# WHAT YOU ARE ASKED TO DO
Reproduce the data below exactly as written. Pictures do not belong in the copy.

# RECORDS FOR THIS TASK

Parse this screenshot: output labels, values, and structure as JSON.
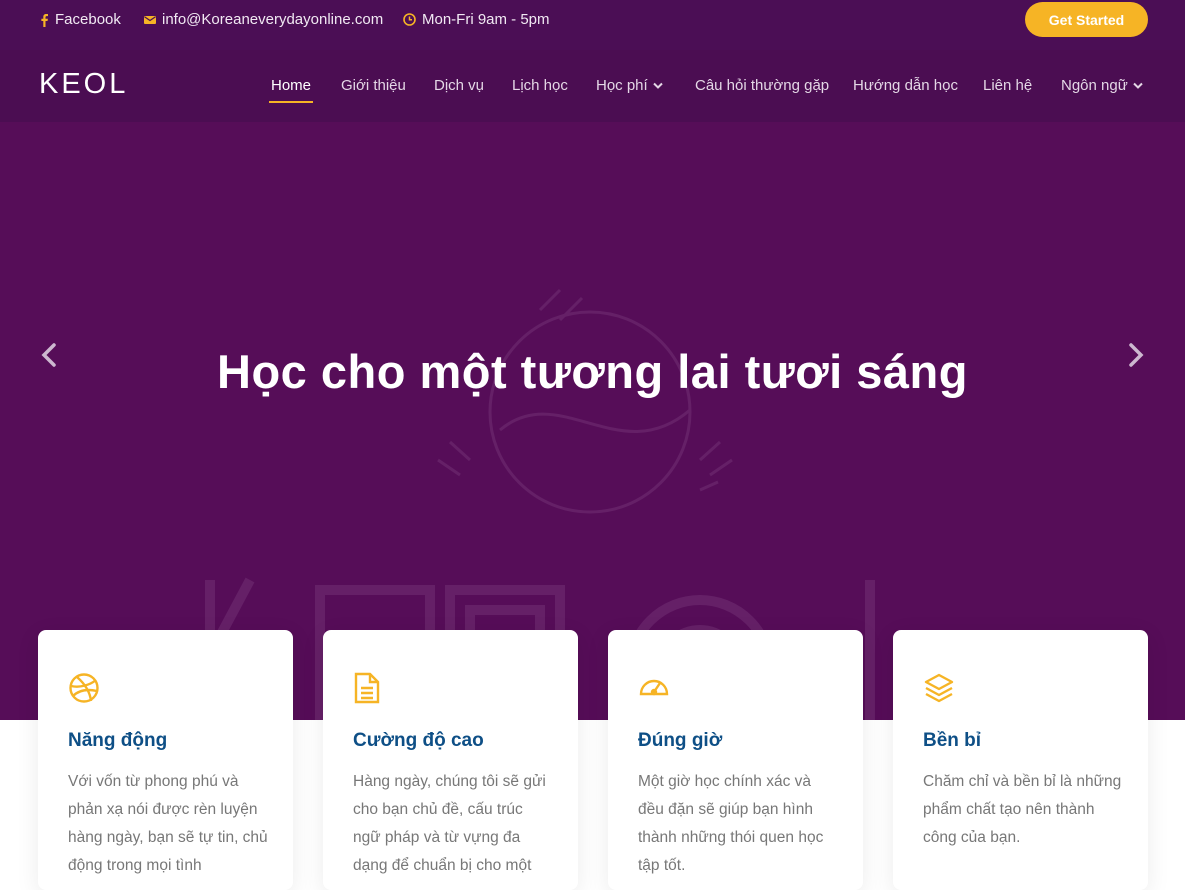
{
  "topbar": {
    "facebook": "Facebook",
    "email": "info@Koreaneverydayonline.com",
    "hours": "Mon-Fri 9am - 5pm",
    "cta": "Get Started"
  },
  "nav": {
    "logo": "KEOL",
    "items": [
      {
        "label": "Home",
        "active": true
      },
      {
        "label": "Giới thiệu"
      },
      {
        "label": "Dịch vụ"
      },
      {
        "label": "Lịch học"
      },
      {
        "label": "Học phí",
        "dropdown": true
      },
      {
        "label": "Câu hỏi thường gặp"
      },
      {
        "label": "Hướng dẫn học"
      },
      {
        "label": "Liên hệ"
      },
      {
        "label": "Ngôn ngữ",
        "dropdown": true
      }
    ]
  },
  "hero": {
    "title": "Học cho một tương lai tươi sáng"
  },
  "features": [
    {
      "icon": "dribbble-icon",
      "title": "Năng động",
      "text": "Với vốn từ phong phú và phản xạ nói được rèn luyện hàng ngày, bạn sẽ tự tin, chủ động trong mọi tình"
    },
    {
      "icon": "document-icon",
      "title": "Cường độ cao",
      "text": "Hàng ngày, chúng tôi sẽ gửi cho bạn chủ đề, cấu trúc ngữ pháp và từ vựng đa dạng để chuẩn bị cho một"
    },
    {
      "icon": "speedometer-icon",
      "title": "Đúng giờ",
      "text": "Một giờ học chính xác và đều đặn sẽ giúp bạn hình thành những thói quen học tập tốt."
    },
    {
      "icon": "layers-icon",
      "title": "Bền bỉ",
      "text": "Chăm chỉ và bền bỉ là những phẩm chất tạo nên thành công của bạn."
    }
  ],
  "colors": {
    "hero_bg": "#560d58",
    "topbar_bg": "#4b0e55",
    "accent": "#f6b425",
    "card_title": "#0e4f86"
  }
}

# OUTPUT
Parse this screenshot: output labels, values, and structure as JSON.
{
  "topbar": {
    "facebook": "Facebook",
    "email": "info@Koreaneverydayonline.com",
    "hours": "Mon-Fri 9am - 5pm",
    "cta": "Get Started"
  },
  "nav": {
    "logo": "KEOL",
    "items": [
      {
        "label": "Home",
        "active": true
      },
      {
        "label": "Giới thiệu"
      },
      {
        "label": "Dịch vụ"
      },
      {
        "label": "Lịch học"
      },
      {
        "label": "Học phí",
        "dropdown": true
      },
      {
        "label": "Câu hỏi thường gặp"
      },
      {
        "label": "Hướng dẫn học"
      },
      {
        "label": "Liên hệ"
      },
      {
        "label": "Ngôn ngữ",
        "dropdown": true
      }
    ]
  },
  "hero": {
    "title": "Học cho một tương lai tươi sáng"
  },
  "features": [
    {
      "icon": "dribbble-icon",
      "title": "Năng động",
      "text": "Với vốn từ phong phú và phản xạ nói được rèn luyện hàng ngày, bạn sẽ tự tin, chủ động trong mọi tình"
    },
    {
      "icon": "document-icon",
      "title": "Cường độ cao",
      "text": "Hàng ngày, chúng tôi sẽ gửi cho bạn chủ đề, cấu trúc ngữ pháp và từ vựng đa dạng để chuẩn bị cho một"
    },
    {
      "icon": "speedometer-icon",
      "title": "Đúng giờ",
      "text": "Một giờ học chính xác và đều đặn sẽ giúp bạn hình thành những thói quen học tập tốt."
    },
    {
      "icon": "layers-icon",
      "title": "Bền bỉ",
      "text": "Chăm chỉ và bền bỉ là những phẩm chất tạo nên thành công của bạn."
    }
  ],
  "colors": {
    "hero_bg": "#560d58",
    "topbar_bg": "#4b0e55",
    "accent": "#f6b425",
    "card_title": "#0e4f86"
  }
}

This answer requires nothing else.